▸ Instructions for the task: The response should be an exact repetition of all the entries.

*** Data records ***

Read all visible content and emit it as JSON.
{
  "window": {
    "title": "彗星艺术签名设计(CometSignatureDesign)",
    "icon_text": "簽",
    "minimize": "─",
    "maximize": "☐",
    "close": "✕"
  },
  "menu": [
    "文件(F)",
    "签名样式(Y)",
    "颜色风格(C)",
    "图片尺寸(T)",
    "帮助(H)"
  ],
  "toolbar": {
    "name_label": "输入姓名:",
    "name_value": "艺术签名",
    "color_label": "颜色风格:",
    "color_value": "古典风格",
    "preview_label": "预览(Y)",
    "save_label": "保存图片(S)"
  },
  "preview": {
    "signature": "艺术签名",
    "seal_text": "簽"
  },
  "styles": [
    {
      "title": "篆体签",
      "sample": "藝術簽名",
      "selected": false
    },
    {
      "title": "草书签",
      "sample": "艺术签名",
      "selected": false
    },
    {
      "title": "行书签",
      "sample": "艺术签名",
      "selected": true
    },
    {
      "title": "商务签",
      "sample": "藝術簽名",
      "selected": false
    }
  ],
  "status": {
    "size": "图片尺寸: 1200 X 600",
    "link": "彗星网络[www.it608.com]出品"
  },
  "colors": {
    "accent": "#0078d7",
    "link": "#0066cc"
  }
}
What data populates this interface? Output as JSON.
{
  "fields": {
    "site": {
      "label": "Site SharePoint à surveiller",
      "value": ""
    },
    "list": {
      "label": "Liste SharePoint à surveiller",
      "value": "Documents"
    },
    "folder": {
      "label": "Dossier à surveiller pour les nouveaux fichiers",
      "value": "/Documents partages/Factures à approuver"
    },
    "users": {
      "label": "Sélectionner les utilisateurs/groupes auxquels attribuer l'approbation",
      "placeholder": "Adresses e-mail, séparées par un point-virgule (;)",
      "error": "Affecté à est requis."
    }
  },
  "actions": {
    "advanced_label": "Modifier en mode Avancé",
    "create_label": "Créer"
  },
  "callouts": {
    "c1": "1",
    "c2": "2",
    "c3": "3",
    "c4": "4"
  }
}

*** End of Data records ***

▸ Completed task:
Read all visible content and emit it as JSON.
{
  "window": {
    "title": "彗星艺术签名设计(CometSignatureDesign)",
    "icon_text": "簽",
    "minimize": "─",
    "maximize": "☐",
    "close": "✕"
  },
  "menu": [
    "文件(F)",
    "签名样式(Y)",
    "颜色风格(C)",
    "图片尺寸(T)",
    "帮助(H)"
  ],
  "toolbar": {
    "name_label": "输入姓名:",
    "name_value": "艺术签名",
    "color_label": "颜色风格:",
    "color_value": "古典风格",
    "preview_label": "预览(Y)",
    "save_label": "保存图片(S)"
  },
  "preview": {
    "signature": "艺术签名",
    "seal_text": "簽"
  },
  "styles": [
    {
      "title": "篆体签",
      "sample": "藝術簽名",
      "selected": false
    },
    {
      "title": "草书签",
      "sample": "艺术签名",
      "selected": false
    },
    {
      "title": "行书签",
      "sample": "艺术签名",
      "selected": true
    },
    {
      "title": "商务签",
      "sample": "藝術簽名",
      "selected": false
    }
  ],
  "status": {
    "size": "图片尺寸: 1200 X 600",
    "link": "彗星网络[www.it608.com]出品"
  },
  "colors": {
    "accent": "#0078d7",
    "link": "#0066cc"
  }
}
What data populates this interface? Output as JSON.
{
  "fields": {
    "site": {
      "label": "Site SharePoint à surveiller",
      "value": ""
    },
    "list": {
      "label": "Liste SharePoint à surveiller",
      "value": "Documents"
    },
    "folder": {
      "label": "Dossier à surveiller pour les nouveaux fichiers",
      "value": "/Documents partages/Factures à approuver"
    },
    "users": {
      "label": "Sélectionner les utilisateurs/groupes auxquels attribuer l'approbation",
      "placeholder": "Adresses e-mail, séparées par un point-virgule (;)",
      "error": "Affecté à est requis."
    }
  },
  "actions": {
    "advanced_label": "Modifier en mode Avancé",
    "create_label": "Créer"
  },
  "callouts": {
    "c1": "1",
    "c2": "2",
    "c3": "3",
    "c4": "4"
  }
}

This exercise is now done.